PROVIDED MATERIAL START
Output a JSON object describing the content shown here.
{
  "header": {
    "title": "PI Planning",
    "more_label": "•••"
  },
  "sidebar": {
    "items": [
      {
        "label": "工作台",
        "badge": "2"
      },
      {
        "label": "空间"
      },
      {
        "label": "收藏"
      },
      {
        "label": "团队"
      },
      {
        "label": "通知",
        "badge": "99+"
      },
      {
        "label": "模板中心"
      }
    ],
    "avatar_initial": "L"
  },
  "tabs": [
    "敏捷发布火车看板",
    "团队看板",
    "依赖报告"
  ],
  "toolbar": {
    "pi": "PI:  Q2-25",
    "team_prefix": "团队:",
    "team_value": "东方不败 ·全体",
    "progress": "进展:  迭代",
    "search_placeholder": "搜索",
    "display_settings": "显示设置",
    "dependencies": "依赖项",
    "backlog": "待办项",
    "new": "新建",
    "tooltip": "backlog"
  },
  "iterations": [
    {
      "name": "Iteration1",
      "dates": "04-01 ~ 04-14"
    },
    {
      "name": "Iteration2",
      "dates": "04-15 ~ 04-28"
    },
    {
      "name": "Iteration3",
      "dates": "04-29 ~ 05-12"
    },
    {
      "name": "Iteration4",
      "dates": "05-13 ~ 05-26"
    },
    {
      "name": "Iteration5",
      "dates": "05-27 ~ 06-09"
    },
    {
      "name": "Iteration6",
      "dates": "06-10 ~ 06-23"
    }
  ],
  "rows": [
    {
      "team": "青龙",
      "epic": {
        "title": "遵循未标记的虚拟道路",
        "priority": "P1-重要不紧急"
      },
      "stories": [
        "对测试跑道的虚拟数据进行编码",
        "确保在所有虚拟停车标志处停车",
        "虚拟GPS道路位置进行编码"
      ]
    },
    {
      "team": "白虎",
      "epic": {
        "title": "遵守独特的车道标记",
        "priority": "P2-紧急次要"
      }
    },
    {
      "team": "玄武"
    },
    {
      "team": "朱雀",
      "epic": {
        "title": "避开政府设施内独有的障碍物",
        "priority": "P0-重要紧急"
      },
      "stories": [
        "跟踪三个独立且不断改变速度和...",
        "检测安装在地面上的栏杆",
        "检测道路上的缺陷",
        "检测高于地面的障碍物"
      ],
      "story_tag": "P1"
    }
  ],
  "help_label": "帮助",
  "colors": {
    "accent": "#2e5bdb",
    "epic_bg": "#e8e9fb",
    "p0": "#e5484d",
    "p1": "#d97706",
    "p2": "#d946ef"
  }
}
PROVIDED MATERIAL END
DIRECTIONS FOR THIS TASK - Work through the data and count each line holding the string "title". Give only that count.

EXERCISE RESULT - 4